#### Your assignment
Line by line, output the entries below exactly as they appear.

#### Source data

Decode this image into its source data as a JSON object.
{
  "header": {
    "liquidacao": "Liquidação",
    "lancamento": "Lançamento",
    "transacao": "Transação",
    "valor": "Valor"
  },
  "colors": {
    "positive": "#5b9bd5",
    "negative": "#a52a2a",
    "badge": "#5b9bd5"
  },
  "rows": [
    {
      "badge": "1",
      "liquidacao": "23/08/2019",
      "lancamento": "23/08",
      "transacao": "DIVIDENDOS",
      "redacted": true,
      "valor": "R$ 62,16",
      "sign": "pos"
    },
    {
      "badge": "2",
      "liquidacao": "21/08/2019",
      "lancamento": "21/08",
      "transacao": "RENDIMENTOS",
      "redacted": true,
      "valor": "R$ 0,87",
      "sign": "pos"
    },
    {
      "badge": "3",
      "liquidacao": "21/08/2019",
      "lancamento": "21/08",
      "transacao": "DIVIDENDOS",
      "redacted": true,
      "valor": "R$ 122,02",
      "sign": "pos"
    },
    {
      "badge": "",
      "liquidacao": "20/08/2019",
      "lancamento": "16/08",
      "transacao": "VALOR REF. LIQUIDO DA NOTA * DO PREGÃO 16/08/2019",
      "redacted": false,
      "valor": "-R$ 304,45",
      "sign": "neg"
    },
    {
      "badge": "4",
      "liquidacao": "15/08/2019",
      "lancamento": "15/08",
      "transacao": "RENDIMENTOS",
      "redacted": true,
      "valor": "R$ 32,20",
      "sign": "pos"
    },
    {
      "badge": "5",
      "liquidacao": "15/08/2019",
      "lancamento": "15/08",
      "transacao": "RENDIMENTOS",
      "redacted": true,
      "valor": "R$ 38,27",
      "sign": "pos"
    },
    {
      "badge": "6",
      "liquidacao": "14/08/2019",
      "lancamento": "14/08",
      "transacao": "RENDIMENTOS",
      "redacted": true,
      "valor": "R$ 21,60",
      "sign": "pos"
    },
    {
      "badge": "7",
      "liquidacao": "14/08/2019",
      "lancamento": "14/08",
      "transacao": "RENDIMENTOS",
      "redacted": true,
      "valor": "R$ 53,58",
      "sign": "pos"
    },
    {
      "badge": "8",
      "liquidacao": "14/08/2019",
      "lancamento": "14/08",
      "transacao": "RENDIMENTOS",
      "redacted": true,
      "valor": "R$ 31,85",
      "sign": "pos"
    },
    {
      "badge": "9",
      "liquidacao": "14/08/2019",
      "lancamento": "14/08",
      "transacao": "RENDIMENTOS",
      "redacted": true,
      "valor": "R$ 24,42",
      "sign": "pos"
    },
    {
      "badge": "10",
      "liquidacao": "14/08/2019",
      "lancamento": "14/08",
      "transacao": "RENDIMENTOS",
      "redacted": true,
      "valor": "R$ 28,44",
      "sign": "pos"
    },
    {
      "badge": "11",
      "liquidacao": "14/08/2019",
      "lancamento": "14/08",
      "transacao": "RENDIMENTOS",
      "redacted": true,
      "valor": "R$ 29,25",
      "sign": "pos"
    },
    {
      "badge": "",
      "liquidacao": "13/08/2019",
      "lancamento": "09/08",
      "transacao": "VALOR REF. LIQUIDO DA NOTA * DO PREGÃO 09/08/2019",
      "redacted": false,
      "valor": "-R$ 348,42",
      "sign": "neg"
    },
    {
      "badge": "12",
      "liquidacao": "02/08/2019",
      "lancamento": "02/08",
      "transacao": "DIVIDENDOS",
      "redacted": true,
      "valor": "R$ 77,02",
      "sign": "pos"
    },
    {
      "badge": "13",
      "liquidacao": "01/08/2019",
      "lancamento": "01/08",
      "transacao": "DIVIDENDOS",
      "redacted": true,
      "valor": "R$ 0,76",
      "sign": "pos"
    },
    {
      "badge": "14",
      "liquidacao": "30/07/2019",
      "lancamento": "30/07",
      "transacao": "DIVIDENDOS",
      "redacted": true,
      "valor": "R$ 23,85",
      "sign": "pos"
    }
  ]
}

#### Exercise answer
Decode this image into its source data as a JSON object.
{
  "header": {
    "liquidacao": "Liquidação",
    "lancamento": "Lançamento",
    "transacao": "Transação",
    "valor": "Valor"
  },
  "colors": {
    "positive": "#5b9bd5",
    "negative": "#a52a2a",
    "badge": "#5b9bd5"
  },
  "rows": [
    {
      "badge": "1",
      "liquidacao": "23/08/2019",
      "lancamento": "23/08",
      "transacao": "DIVIDENDOS",
      "redacted": true,
      "valor": "R$ 62,16",
      "sign": "pos"
    },
    {
      "badge": "2",
      "liquidacao": "21/08/2019",
      "lancamento": "21/08",
      "transacao": "RENDIMENTOS",
      "redacted": true,
      "valor": "R$ 0,87",
      "sign": "pos"
    },
    {
      "badge": "3",
      "liquidacao": "21/08/2019",
      "lancamento": "21/08",
      "transacao": "DIVIDENDOS",
      "redacted": true,
      "valor": "R$ 122,02",
      "sign": "pos"
    },
    {
      "badge": "",
      "liquidacao": "20/08/2019",
      "lancamento": "16/08",
      "transacao": "VALOR REF. LIQUIDO DA NOTA * DO PREGÃO 16/08/2019",
      "redacted": false,
      "valor": "-R$ 304,45",
      "sign": "neg"
    },
    {
      "badge": "4",
      "liquidacao": "15/08/2019",
      "lancamento": "15/08",
      "transacao": "RENDIMENTOS",
      "redacted": true,
      "valor": "R$ 32,20",
      "sign": "pos"
    },
    {
      "badge": "5",
      "liquidacao": "15/08/2019",
      "lancamento": "15/08",
      "transacao": "RENDIMENTOS",
      "redacted": true,
      "valor": "R$ 38,27",
      "sign": "pos"
    },
    {
      "badge": "6",
      "liquidacao": "14/08/2019",
      "lancamento": "14/08",
      "transacao": "RENDIMENTOS",
      "redacted": true,
      "valor": "R$ 21,60",
      "sign": "pos"
    },
    {
      "badge": "7",
      "liquidacao": "14/08/2019",
      "lancamento": "14/08",
      "transacao": "RENDIMENTOS",
      "redacted": true,
      "valor": "R$ 53,58",
      "sign": "pos"
    },
    {
      "badge": "8",
      "liquidacao": "14/08/2019",
      "lancamento": "14/08",
      "transacao": "RENDIMENTOS",
      "redacted": true,
      "valor": "R$ 31,85",
      "sign": "pos"
    },
    {
      "badge": "9",
      "liquidacao": "14/08/2019",
      "lancamento": "14/08",
      "transacao": "RENDIMENTOS",
      "redacted": true,
      "valor": "R$ 24,42",
      "sign": "pos"
    },
    {
      "badge": "10",
      "liquidacao": "14/08/2019",
      "lancamento": "14/08",
      "transacao": "RENDIMENTOS",
      "redacted": true,
      "valor": "R$ 28,44",
      "sign": "pos"
    },
    {
      "badge": "11",
      "liquidacao": "14/08/2019",
      "lancamento": "14/08",
      "transacao": "RENDIMENTOS",
      "redacted": true,
      "valor": "R$ 29,25",
      "sign": "pos"
    },
    {
      "badge": "",
      "liquidacao": "13/08/2019",
      "lancamento": "09/08",
      "transacao": "VALOR REF. LIQUIDO DA NOTA * DO PREGÃO 09/08/2019",
      "redacted": false,
      "valor": "-R$ 348,42",
      "sign": "neg"
    },
    {
      "badge": "12",
      "liquidacao": "02/08/2019",
      "lancamento": "02/08",
      "transacao": "DIVIDENDOS",
      "redacted": true,
      "valor": "R$ 77,02",
      "sign": "pos"
    },
    {
      "badge": "13",
      "liquidacao": "01/08/2019",
      "lancamento": "01/08",
      "transacao": "DIVIDENDOS",
      "redacted": true,
      "valor": "R$ 0,76",
      "sign": "pos"
    },
    {
      "badge": "14",
      "liquidacao": "30/07/2019",
      "lancamento": "30/07",
      "transacao": "DIVIDENDOS",
      "redacted": true,
      "valor": "R$ 23,85",
      "sign": "pos"
    }
  ]
}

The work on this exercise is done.